------ Given entries ------
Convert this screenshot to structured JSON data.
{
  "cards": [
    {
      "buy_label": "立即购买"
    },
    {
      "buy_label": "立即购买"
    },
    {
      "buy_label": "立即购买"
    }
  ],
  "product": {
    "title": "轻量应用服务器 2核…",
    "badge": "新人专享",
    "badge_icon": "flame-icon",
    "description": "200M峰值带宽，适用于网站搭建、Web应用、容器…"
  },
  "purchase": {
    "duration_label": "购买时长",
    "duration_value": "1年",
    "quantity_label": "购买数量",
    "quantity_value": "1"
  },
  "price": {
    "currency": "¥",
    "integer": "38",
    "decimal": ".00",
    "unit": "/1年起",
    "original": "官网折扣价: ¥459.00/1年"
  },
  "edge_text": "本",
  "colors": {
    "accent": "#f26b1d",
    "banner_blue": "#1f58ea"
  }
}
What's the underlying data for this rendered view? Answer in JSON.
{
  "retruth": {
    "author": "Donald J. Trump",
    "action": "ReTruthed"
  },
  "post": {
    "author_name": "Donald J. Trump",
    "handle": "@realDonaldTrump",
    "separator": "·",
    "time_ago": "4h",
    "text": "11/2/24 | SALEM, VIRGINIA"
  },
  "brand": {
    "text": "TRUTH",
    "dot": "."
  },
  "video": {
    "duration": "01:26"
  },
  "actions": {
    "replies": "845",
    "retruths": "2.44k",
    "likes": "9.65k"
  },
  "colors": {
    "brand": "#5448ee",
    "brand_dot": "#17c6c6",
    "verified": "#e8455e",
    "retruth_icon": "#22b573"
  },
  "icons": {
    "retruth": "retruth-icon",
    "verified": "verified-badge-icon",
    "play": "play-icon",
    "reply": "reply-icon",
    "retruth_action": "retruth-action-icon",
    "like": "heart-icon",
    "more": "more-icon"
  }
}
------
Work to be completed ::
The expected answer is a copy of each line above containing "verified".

Solved problem ::
    "verified": "#e8455e",
    "verified": "verified-badge-icon",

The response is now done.